[Website and app data records]
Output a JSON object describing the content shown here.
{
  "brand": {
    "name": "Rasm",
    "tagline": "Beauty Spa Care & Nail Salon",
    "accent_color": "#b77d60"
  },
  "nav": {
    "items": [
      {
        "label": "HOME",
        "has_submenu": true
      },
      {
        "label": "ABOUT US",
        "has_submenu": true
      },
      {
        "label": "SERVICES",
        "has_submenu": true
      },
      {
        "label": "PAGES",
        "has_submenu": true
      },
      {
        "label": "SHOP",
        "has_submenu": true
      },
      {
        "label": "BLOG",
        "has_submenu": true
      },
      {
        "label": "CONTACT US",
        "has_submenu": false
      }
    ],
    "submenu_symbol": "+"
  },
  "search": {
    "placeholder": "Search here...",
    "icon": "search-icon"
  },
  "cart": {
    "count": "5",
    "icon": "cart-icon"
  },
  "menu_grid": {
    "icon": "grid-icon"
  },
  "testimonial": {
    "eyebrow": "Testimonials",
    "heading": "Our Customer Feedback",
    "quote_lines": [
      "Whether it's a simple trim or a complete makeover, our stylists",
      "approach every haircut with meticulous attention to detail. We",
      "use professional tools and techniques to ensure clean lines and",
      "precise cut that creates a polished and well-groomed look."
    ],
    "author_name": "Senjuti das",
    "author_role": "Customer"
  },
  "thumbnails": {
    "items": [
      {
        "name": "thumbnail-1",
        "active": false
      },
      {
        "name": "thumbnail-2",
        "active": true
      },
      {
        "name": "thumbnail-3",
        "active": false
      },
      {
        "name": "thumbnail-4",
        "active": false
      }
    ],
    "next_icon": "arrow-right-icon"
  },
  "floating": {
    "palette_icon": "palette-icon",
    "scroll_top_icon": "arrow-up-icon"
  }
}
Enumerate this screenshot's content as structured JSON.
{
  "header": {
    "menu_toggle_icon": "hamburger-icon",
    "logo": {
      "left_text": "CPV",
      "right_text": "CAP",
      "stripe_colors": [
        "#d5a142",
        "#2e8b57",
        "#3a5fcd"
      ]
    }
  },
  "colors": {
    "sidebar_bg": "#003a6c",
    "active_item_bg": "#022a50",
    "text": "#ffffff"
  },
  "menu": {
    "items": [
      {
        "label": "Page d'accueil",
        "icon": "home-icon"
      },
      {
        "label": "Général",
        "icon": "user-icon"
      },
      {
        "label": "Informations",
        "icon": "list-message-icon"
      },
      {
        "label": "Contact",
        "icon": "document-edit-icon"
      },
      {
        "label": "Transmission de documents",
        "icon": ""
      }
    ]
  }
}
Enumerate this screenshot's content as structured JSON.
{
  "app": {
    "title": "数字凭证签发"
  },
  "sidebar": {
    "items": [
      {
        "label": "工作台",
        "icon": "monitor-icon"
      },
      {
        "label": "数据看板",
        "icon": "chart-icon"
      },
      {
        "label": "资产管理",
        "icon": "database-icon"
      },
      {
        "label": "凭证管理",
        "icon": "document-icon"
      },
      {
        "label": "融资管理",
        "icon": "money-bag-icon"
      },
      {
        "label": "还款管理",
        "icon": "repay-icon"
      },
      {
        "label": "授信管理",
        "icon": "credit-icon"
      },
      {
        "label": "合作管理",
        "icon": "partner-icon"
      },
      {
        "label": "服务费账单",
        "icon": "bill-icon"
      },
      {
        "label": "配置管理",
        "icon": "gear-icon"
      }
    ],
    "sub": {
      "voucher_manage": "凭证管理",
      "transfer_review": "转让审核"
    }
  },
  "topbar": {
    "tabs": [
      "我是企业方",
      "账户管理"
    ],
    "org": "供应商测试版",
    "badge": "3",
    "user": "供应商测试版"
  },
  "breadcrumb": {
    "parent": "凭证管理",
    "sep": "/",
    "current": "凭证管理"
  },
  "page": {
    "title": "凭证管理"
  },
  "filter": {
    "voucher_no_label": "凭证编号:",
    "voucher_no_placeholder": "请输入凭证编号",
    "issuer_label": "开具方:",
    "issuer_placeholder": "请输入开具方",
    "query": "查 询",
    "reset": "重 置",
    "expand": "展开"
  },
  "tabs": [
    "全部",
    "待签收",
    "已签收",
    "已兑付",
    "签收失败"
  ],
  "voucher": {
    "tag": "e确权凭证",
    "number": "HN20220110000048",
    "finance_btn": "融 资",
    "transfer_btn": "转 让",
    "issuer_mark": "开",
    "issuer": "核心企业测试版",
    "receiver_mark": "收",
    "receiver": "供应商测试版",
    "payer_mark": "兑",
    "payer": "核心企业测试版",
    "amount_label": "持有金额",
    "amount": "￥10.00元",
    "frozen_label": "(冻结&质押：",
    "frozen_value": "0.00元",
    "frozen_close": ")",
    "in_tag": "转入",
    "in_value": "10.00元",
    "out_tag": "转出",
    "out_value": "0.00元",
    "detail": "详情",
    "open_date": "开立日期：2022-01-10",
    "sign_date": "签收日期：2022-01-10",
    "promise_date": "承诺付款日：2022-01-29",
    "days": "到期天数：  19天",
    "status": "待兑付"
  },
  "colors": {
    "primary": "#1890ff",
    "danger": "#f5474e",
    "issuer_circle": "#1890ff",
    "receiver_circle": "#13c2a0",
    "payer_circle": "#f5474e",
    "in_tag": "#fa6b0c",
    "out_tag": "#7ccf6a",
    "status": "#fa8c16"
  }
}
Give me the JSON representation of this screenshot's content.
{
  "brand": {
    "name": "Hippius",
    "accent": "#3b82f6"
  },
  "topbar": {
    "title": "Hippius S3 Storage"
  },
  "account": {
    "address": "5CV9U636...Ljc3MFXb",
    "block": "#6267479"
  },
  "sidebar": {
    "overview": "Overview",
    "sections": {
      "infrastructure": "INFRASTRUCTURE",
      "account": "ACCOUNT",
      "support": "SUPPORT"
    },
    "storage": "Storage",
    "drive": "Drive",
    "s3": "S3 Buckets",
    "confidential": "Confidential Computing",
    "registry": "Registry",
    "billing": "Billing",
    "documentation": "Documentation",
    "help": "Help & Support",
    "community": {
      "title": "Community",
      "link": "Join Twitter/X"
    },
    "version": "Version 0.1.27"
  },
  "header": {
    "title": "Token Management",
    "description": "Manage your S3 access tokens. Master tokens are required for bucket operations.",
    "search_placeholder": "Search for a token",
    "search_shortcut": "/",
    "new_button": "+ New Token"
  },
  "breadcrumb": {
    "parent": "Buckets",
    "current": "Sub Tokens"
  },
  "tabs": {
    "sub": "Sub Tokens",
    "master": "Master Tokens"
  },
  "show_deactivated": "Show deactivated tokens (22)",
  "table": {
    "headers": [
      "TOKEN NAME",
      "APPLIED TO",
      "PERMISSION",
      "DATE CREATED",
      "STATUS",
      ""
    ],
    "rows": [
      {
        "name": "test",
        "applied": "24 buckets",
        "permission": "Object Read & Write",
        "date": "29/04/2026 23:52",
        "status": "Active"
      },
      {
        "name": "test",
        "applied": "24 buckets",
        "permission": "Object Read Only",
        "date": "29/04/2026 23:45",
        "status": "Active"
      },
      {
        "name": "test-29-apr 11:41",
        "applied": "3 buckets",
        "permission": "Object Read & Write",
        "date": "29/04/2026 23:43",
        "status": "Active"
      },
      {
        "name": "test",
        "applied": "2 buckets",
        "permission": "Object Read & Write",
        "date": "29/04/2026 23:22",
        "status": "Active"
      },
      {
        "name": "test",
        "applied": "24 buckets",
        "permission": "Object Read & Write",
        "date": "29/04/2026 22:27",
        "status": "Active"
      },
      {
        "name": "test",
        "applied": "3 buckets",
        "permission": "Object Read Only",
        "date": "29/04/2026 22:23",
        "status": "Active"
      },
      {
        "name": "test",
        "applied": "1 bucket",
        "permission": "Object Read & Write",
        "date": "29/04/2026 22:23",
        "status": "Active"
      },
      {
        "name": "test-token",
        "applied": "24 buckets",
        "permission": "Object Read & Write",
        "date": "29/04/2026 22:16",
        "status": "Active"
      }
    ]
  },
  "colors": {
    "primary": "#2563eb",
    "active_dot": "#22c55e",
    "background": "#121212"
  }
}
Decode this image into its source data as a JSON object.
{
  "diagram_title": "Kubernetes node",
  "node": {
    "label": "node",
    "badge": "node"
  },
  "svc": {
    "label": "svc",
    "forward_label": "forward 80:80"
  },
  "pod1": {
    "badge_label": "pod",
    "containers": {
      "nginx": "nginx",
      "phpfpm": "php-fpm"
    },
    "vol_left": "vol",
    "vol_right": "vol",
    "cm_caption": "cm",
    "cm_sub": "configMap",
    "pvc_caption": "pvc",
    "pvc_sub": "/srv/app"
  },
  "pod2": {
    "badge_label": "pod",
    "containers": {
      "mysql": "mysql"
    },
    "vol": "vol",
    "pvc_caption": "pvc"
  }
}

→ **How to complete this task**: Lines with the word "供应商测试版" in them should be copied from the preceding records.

→ **Solution to the exercise**:
    "org": "供应商测试版",
    "user": "供应商测试版"
    "receiver": "供应商测试版",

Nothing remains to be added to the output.